Laravel 5: Redis – Setup and Stuff

Redis: setup and stuff

Redis is an open source, advanced key-value store.
It can contain strings, hashes, lists, sets, and sorted sets.
It can be used in Laravel in: queues, cache, broadcasting.
Redis can also be used as a fast, persistent database – great for horizontal projects (many servers), as it can easily replicate on these servers (nodes).

Redis for Windows

Most likely you will need it for local development, as I do.

I develop using XAMPP with PHP 7 on Windows 8.1, so I need Redis for my win-dev environment.
When I am done developing, I will push it onto Linux box, but it does not change the fact, that I need something for Windows now.

Here where Redis for Windows can be found.

For development do not use password, or anything you do using console is going to drive you bananas, as it will scream for that password.


Redis for Linux

To get Redis for Linux:

  1. sudo apt-get install redis-tools
  2. sudo apt-get install redis-server
  3. go inside of installation dir and you can use redis-cli command

You can also see here.


Using Redis CLI

On Windows, Redis is located int:

So, to access it on console, you have to cd to Redis directory first:

… and then use:

It works same on Linux, just you have to cd to different directory.

Available Redis commands are here.


Using redis with Laravel

You have two choices:

  • Predis and
  • PhpRedis

Some links: PhpRedis  (see also here) and Predis.
Both scripts provide the same access wrapper to Redis server.

So, you need to have Redis installed first!

PhpRedis is written directly in C, while Predis is written in PHP, so in some cases Phpredis is faster.

How much faster?
Well Aleksey Korzun took his time to run some benchmarks and here are the results.


Redis version

To check Redis version, use this command from within Redis directory in console:


To check, if Redis is up, you may use ping

Redis is going to answer with: pong.


Setting password

Password can be set in redis.conf file.
In Windows, this file is called:
Password is set around line#443.
Just uncomment this line and add password to it:

In Windows, any changes made in will take effect only after computer is restarted.
So, if you come across same kind of a problem, you need to apply password using console, like this:
Make your password very complex, to avoid being hacked.
Something like: rTY6UNMeyAkjL23YTX*qXG8X1p1u#RDd4v85rQNW@82FM4q should do the trick.
If out of the blue, you get an error: “failed: NOAUTH Authentication required” and you are on Windows (not tested on Linux/Unix), it may mean that you attempted to set password (requirepass) in file (and failed). In such case, after next computer restart, you can get this unexpected error.
Actually, that is why you failed to apply your password in first place, because computer restart is required to get this going.
Just comment that out and restart Windows again, or pass your new password, whenever you interact with Redis in your app.
Frankly, when developing, it is good to develop with password in place, as later, it can be tedious to put it in all the right places.
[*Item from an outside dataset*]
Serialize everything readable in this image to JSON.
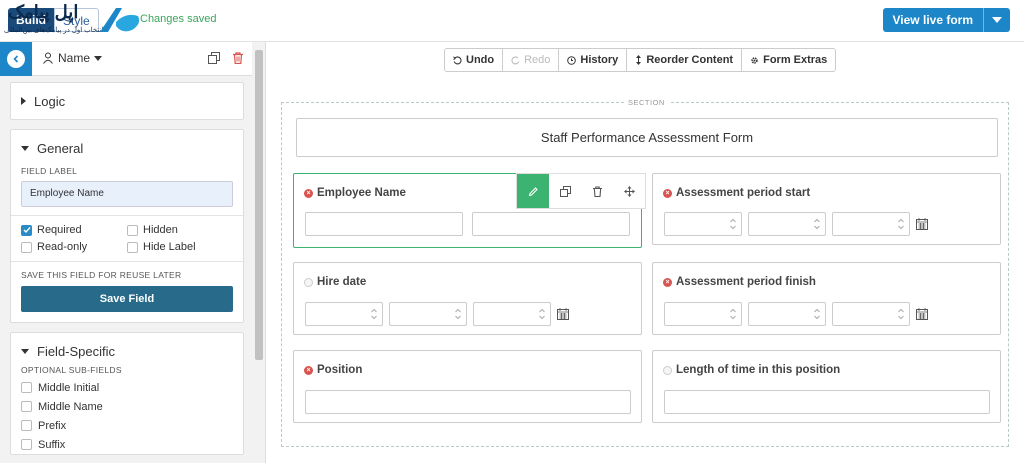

Unless you use .env based Redis constant password. Just I am not sure, if you can use it in *.js files, like node scripts. Haven’t tested that yet. Drop me a line, if you did.


Protect redis by loopback
Loopback and password
If you protect Redis by loopback, you are taking it effectively from direct access from web.
So, in such case, there is no need for using password.
As long as connecting client is secure and connection is secure (SSL) – in case it is not localhost – Redis is protected.

Protect redis by loopback interface – uncomment (if commented) in redis.conf:

If your redis is not on same server (so cannot be used), explicitly state allowed client:

You can write as many interfaces (IPs) as you need, by listing them with space between IPs, as shown above.

If you are explicitly binding localhost, you may do this including IPV6 notation:

This part:

is IPV 6 equivalent of:

… in IPV4 format.


Order of commands in CLI (console) are important!

This will NOT work:

This WILL work:

As you can see, password has to go first and then rest of commands.

If server has no password set, anything passed via ‘-a’ is being disregarded.


How to start Redis server.

On Windows, when you install downloaded MSI file (installer), it will start Windows equivalent of daemon process.
Deamon process in Linux is a background, long running process.

But, if for any reason, you stop such process, e.g. by using console command:

… Windows ‘daemon’ is ‘exorcised’ 😉 and thus dead.

To get Redis again, you can:

use console

From within redis folder run command:

Windows do not run daemons, so console will be disabled by process and process will die, when console is closed.

setup Windows task

Start it as Windows task – see here, how it is done.
Example is about running pseudo-chron job based on Windows native tasking system, but this task can be setup in the same way.

One difference:
in ‘New Action’ tab, do not add ‘New Arguments’.